Old Bailey: the central criminal court of England and Wales

A prison inspection looking at court custody in London has reported ‘significant staff shortages at all grades’ and reported that suites were ‘neglected, shabby and grubby’. The private contractor Serco runs the prisoner escort and custody service for the court service. Since the last inspection, two people had died in custody in the facilities inspected, Westminster Magistrates’ Court and the Inner London Crown Court. The report noted: ’More attention was now given to excessive temperatures in the cells, but detainees were still not consistently provided with information in a language that they could understand.’

It was reported that some 28,000 people were held last year at 15 facilities in the capital including six crown courts, six magistrates’ courts, two immigration asylum chambers as well as the Royal Courts of Justice.  Inspectors found staff ‘struggling to offload vehicles promptly’, delays accessing lawyers and delays in release and important conversations with detainees being ‘rushed’. ‘We were told that delays transporting detainees to prison were also often caused by inadequate staffing,’ the report said. ‘These challenges were compounded when there was either no manager, or no suitably experienced manager, to provide direction and ensure the smooth operation of the suite.’

Women traveling to court with men was routine, often without any screening. For example, in a two-week period, more than one-third of female detainees travelled in vehicles with men. Inspectors deemed this ‘unacceptable’ because it exposed women to the risk of verbal abuse.

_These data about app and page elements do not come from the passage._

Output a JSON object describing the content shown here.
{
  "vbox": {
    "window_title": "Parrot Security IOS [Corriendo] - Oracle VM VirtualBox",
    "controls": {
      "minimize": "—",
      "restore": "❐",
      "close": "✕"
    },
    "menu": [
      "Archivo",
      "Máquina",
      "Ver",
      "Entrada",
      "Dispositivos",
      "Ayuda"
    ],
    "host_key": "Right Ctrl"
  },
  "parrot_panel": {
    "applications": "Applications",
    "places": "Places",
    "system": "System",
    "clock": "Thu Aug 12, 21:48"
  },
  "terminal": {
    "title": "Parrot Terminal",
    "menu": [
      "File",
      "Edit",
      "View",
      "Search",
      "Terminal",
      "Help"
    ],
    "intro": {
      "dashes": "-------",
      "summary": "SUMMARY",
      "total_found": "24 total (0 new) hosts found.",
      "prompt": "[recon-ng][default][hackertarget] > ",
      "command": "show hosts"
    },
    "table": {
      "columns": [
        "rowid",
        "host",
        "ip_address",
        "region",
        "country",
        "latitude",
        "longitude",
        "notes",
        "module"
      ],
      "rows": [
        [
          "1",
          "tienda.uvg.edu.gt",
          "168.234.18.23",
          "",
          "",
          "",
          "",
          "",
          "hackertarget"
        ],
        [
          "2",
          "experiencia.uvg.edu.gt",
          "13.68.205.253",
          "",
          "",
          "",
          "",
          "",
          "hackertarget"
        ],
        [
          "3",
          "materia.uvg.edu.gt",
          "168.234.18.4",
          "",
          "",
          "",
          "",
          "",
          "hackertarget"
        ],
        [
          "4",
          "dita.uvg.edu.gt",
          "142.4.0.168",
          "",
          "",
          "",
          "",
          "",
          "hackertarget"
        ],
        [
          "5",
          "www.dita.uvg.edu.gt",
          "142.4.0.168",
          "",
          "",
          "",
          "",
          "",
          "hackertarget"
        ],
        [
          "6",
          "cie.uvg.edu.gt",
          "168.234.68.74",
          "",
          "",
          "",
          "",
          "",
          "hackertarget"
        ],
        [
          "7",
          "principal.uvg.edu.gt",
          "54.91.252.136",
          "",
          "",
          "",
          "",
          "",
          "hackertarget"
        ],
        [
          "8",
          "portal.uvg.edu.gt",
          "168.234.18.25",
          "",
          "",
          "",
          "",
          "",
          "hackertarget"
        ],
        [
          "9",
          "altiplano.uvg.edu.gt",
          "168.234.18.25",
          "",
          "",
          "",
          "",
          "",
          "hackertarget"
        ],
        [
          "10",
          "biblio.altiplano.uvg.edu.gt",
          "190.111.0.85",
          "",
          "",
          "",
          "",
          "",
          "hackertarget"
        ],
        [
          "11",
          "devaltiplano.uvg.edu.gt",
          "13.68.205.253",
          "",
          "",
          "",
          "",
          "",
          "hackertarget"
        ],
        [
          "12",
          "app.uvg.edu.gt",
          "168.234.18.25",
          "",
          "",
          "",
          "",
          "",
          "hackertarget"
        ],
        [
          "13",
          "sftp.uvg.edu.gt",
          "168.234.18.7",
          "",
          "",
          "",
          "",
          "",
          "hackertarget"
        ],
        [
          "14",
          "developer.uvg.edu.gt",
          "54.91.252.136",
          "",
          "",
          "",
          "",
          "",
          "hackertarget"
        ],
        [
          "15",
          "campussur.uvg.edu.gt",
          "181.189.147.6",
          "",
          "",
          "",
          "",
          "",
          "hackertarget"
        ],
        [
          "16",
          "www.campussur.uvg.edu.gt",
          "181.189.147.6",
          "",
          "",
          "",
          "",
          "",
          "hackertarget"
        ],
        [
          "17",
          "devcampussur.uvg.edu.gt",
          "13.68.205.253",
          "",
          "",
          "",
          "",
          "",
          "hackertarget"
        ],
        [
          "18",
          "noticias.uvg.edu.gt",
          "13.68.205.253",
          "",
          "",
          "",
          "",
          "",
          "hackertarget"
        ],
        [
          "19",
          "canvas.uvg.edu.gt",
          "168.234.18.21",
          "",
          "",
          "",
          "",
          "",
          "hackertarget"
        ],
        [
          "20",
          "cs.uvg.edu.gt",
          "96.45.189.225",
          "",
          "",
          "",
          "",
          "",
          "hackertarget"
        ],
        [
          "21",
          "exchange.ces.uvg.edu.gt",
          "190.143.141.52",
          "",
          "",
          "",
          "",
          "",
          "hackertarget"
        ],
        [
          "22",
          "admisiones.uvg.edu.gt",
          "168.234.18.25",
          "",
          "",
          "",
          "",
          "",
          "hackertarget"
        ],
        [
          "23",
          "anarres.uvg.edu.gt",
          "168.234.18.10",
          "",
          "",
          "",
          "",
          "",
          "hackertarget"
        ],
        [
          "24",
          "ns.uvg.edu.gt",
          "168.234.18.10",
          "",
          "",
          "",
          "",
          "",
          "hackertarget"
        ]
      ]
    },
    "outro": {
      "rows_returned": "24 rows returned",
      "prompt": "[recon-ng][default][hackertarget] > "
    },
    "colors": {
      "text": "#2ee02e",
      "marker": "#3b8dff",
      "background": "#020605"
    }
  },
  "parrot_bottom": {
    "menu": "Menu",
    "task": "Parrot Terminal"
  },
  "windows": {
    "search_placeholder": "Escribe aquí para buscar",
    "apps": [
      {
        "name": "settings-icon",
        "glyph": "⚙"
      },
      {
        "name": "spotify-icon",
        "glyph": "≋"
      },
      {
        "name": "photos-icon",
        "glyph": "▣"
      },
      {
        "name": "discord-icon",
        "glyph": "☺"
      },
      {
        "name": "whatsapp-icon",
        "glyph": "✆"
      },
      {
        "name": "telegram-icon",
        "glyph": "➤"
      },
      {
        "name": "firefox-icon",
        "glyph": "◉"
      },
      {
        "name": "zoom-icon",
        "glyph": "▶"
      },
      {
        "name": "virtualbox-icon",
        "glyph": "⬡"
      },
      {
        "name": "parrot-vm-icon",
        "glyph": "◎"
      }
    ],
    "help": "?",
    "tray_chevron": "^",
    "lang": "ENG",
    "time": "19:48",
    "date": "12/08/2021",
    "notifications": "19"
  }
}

Almost one in five journeys with children took place in cellular vehicles (17%), all children were locked in cells and many faced long waits in court custody. ‘In the busier courts, some cells remained in use despite offensive graffiti… . We found potential ligature points in every custody facility, generally caused by ill- fitting doors or the lack of sealant around benches and observation panels.’